# Data extracts:

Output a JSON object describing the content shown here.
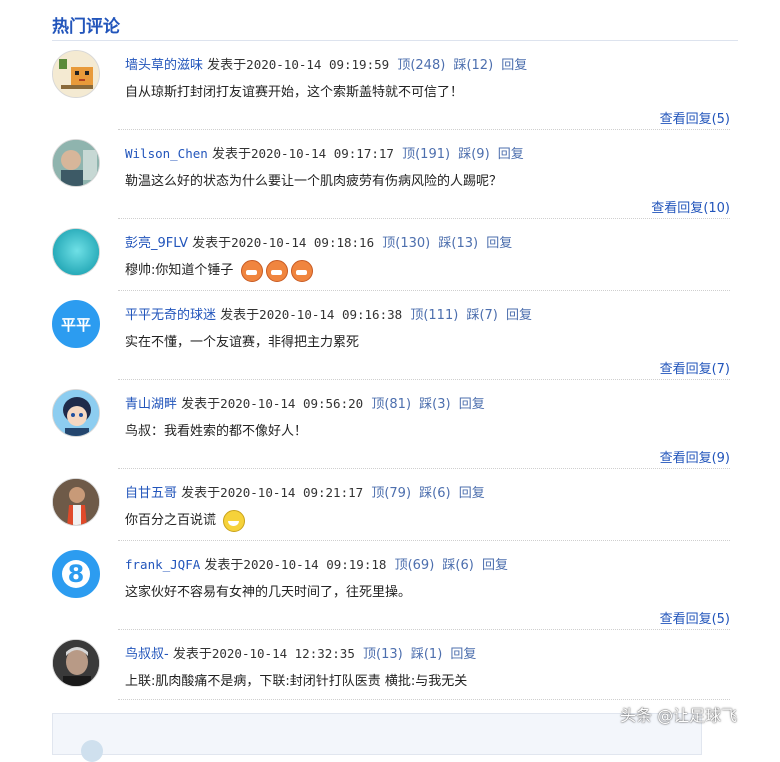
{
  "section": {
    "title": "热门评论"
  },
  "labels": {
    "posted": "发表于",
    "up": "顶",
    "down": "踩",
    "reply": "回复",
    "view_replies": "查看回复"
  },
  "comments": [
    {
      "user": "墙头草的滋味",
      "time": "2020-10-14 09:19:59",
      "up": "(248)",
      "down": "(12)",
      "text": "自从琼斯打封闭打友谊赛开始，这个索斯盖特就不可信了！",
      "view_count": "(5)"
    },
    {
      "user": "Wilson_Chen",
      "time": "2020-10-14 09:17:17",
      "up": "(191)",
      "down": "(9)",
      "text": "勒温这么好的状态为什么要让一个肌肉疲劳有伤病风险的人踢呢？",
      "view_count": "(10)"
    },
    {
      "user": "彭亮_9FLV",
      "time": "2020-10-14 09:18:16",
      "up": "(130)",
      "down": "(13)",
      "text": "穆帅:你知道个锤子",
      "view_count": ""
    },
    {
      "user": "平平无奇的球迷",
      "time": "2020-10-14 09:16:38",
      "up": "(111)",
      "down": "(7)",
      "text": "实在不懂，一个友谊赛，非得把主力累死",
      "view_count": "(7)",
      "avatar_text": "平平"
    },
    {
      "user": "青山湖畔",
      "time": "2020-10-14 09:56:20",
      "up": "(81)",
      "down": "(3)",
      "text": "鸟叔：我看姓索的都不像好人！",
      "view_count": "(9)"
    },
    {
      "user": "自甘五哥",
      "time": "2020-10-14 09:21:17",
      "up": "(79)",
      "down": "(6)",
      "text": "你百分之百说谎",
      "view_count": ""
    },
    {
      "user": "frank_JQFA",
      "time": "2020-10-14 09:19:18",
      "up": "(69)",
      "down": "(6)",
      "text": "这家伙好不容易有女神的几天时间了，往死里操。",
      "view_count": "(5)",
      "avatar_text": "8"
    },
    {
      "user": "鸟叔叔-",
      "time": "2020-10-14 12:32:35",
      "up": "(13)",
      "down": "(1)",
      "text": "上联:肌肉酸痛不是病，下联:封闭针打队医责 横批:与我无关",
      "view_count": ""
    }
  ],
  "watermark": "头条 @让足球飞",
  "colors": {
    "link": "#2255bb",
    "action": "#4d6fae",
    "accent_avatar": "#2c9cf0"
  }
}
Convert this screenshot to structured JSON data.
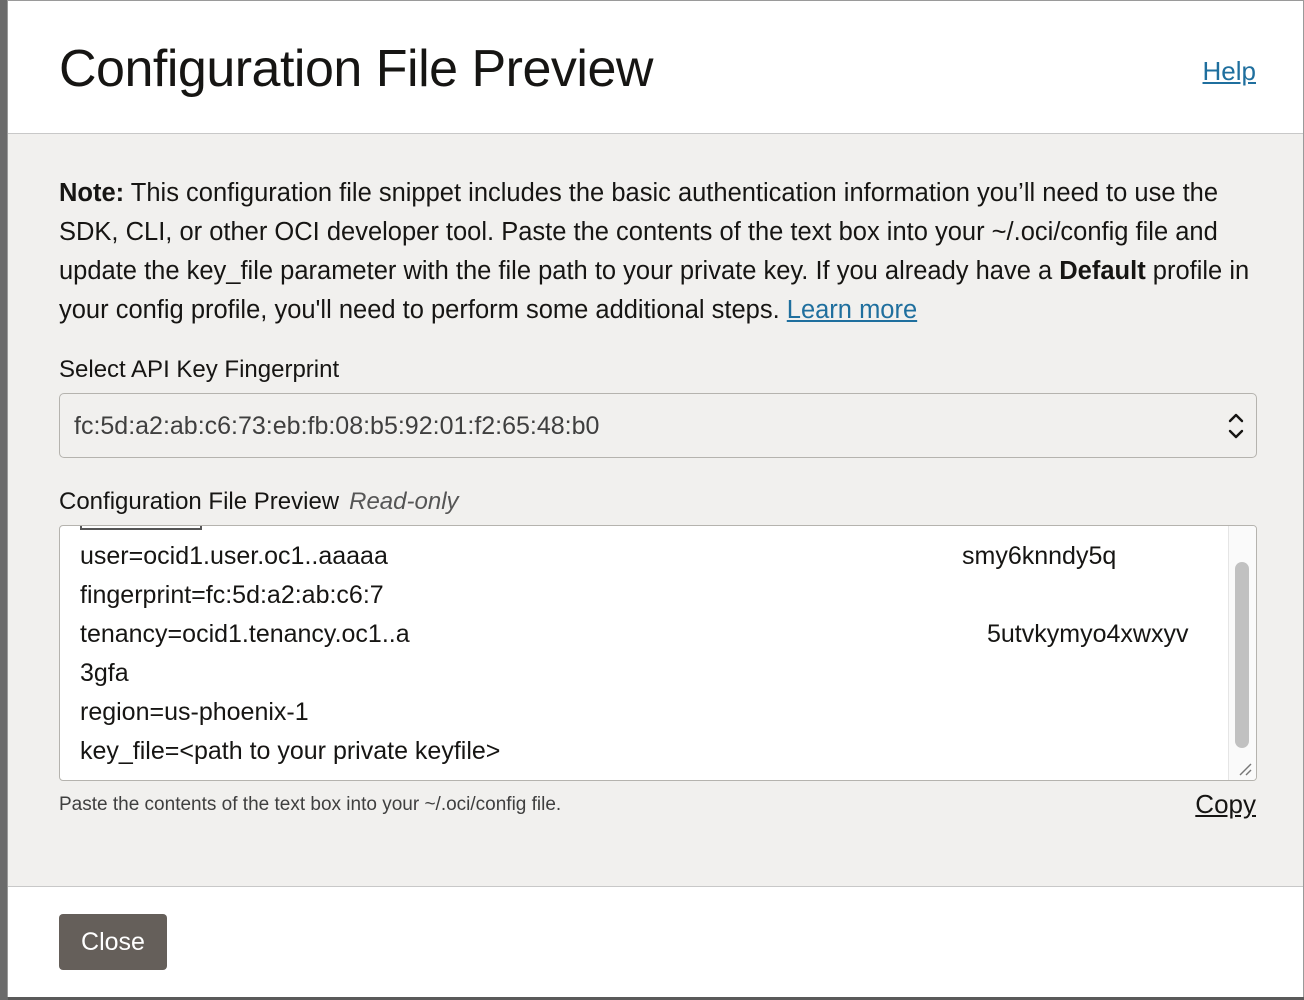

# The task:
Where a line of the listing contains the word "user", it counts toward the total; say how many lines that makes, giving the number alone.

# Answer to this exercise:
8